What are the risks of employment vs. self-employment?
Employment vs. Self-Employment
Working for someone else is like renting an apartment. You are at the discretion of your boss, co-workers, and the company you represent. Your hours are set and you know what is expected.
Being self-employed is like owning your own home. You get to be your own boss, control your own hours, and make your own decisions. You’re in charge! This also means that your 9-to-5 routine is gone and your hours, especially during start-up, may be longer.
How to Reduce Your Risk
Start with a plan. If you’re leaning toward the idea of making the leap, take the following into consideration before quitting your job.
Be Financially Prepared
A sizeable nest egg of three to six months’ worth of your basic living expenses is a good guide to follow. If you have a monthly budget, multiply it by six. If not, now is the time to sit down and make a rough estimate. Many new businesses take longer to ramp up to profitability and cost more than anticipated. Make sure you can survive the transition period.
It’s also a good idea to understand how to move your money. If you have a 401k, or other money coming back to you as you leave your current employment, be sure you understand how the transition or payout works. Also, look into information about health benefits, vacation compensation, and other benefits you will not have at your disposal after you quit.
Write a Business Plan
Think of a business plan as a blueprint for your business; you wouldn’t build a house without a blueprint and you shouldn’t start a business without a plan. It will help you test your business idea, flesh out how you intend to make your business survive, and see what capital you may need to get started. It also will allow you to be clear about why you want to start a business. Is your idea viable? Is there a market for your idea? Who are your customers?
Many entrepreneurs are bootstrapping their businesses, i.e., financing their ventures using personal income. If you’re willing to put that level of skin in the game, you can leverage your savings accounts, zero interest credits cards, and personal assets to avoid borrowing money.
If you don’t have enough resources of your own, asking family and friends to help fund your business may be right for you. Those who know you the best may believe in you as much as you do. However, success is not imminent in starting any business. You need to take this into consideration, along with how it could affect the personal relationships you have, when you work with these potential investors.
If bootstrapping your business or asking family and friends for seed money aren’t viable options, you’ll need a startup loan. There are multiple types of startup funds including business credit cards, SBA loans, and term loans. Having a solid business plan that demonstrates the value of investing in your company will notably boost the odds of securing the funding you need.

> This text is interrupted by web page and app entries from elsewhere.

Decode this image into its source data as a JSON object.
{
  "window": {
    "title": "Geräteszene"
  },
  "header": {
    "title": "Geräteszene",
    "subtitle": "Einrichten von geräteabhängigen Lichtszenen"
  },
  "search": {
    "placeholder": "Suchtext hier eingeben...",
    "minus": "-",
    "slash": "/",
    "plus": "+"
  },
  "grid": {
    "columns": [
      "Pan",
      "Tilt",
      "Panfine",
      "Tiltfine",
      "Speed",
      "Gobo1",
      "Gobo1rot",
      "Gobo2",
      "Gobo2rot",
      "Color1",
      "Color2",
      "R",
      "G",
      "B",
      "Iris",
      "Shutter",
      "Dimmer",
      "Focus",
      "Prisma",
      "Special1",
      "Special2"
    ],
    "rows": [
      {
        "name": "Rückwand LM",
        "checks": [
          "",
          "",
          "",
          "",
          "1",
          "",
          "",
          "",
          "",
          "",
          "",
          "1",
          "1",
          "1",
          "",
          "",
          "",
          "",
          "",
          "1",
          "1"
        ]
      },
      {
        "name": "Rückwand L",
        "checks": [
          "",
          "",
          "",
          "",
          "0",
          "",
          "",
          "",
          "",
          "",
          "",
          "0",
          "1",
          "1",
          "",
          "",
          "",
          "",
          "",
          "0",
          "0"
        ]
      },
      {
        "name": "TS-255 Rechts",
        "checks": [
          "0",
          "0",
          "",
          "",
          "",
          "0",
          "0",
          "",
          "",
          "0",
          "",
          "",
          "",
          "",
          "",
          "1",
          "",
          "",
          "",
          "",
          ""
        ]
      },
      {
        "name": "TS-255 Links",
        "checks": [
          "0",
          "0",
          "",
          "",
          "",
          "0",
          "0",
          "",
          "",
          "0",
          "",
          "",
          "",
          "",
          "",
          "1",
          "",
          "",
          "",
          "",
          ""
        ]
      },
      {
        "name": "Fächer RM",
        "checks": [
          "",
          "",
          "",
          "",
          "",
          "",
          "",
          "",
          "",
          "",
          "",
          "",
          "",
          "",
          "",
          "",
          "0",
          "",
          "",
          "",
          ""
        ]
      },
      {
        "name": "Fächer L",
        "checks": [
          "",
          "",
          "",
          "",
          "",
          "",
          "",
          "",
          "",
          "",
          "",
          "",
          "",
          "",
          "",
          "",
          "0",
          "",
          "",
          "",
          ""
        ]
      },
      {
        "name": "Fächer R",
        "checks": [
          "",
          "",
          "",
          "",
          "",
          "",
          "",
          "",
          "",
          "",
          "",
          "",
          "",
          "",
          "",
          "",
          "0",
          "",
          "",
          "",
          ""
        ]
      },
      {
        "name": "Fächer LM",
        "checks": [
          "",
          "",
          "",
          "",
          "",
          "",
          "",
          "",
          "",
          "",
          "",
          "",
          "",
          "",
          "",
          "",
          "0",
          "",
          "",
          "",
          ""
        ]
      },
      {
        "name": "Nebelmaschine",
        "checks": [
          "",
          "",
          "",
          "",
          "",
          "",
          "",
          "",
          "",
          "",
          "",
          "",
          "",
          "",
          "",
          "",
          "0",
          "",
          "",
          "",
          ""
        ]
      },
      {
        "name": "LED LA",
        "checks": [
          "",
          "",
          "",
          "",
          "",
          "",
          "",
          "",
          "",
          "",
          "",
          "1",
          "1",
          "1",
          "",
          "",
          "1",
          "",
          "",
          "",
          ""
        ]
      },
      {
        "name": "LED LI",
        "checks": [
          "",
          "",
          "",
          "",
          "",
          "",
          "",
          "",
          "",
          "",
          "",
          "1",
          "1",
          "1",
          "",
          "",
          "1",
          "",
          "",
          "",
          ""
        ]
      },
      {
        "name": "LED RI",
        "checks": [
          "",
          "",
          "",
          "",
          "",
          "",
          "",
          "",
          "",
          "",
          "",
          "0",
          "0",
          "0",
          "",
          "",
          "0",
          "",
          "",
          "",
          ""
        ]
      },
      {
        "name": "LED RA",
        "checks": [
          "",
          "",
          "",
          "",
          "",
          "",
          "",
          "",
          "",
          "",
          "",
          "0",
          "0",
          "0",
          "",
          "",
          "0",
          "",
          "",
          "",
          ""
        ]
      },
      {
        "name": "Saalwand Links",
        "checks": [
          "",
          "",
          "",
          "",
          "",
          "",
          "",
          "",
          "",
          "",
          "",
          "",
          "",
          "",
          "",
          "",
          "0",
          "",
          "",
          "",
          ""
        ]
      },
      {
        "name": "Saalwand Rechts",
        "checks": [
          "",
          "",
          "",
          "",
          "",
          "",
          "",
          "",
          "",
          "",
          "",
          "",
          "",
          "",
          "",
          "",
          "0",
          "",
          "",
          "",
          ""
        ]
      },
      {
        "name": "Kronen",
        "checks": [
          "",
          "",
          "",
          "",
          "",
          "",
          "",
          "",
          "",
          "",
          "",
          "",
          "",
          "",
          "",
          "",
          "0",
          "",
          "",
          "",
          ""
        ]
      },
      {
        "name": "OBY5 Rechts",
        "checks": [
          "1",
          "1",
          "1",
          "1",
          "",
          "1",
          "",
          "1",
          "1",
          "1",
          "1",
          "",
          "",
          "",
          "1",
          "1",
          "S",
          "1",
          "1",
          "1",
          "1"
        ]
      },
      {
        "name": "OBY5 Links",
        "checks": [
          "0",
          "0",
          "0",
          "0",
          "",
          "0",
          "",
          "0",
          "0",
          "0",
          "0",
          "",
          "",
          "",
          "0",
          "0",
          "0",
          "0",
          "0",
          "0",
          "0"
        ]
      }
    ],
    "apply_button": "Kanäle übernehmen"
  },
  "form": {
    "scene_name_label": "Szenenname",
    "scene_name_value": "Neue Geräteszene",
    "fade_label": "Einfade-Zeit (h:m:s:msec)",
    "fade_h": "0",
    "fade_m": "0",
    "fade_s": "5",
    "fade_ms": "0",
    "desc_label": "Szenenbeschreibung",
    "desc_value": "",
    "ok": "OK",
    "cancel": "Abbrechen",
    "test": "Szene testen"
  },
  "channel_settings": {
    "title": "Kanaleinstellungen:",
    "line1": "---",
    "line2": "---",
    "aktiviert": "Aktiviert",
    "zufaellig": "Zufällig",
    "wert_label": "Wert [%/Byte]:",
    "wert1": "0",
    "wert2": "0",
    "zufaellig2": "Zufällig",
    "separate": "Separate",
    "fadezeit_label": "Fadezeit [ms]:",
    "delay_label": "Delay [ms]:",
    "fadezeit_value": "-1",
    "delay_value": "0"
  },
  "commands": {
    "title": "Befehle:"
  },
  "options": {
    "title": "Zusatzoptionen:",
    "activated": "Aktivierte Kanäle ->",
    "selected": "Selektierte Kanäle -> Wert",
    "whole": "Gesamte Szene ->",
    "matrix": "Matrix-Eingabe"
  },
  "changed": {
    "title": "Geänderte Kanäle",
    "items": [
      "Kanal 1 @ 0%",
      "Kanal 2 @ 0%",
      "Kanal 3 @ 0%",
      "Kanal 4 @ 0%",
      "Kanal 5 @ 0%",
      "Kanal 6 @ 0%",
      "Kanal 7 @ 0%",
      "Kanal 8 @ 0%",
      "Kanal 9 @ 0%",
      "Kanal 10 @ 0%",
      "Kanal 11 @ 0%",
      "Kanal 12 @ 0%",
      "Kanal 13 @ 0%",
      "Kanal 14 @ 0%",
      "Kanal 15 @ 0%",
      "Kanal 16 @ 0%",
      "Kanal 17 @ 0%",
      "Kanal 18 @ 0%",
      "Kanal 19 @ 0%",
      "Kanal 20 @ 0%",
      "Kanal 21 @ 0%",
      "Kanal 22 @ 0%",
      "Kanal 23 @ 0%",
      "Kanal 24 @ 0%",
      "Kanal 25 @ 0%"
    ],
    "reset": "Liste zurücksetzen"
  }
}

Check back next week for part three: The Difference in Income: Employment vs. Self-Employment.
Read about the four paths to business ownership in part one: Is Starting a Business Safer Than Your Job?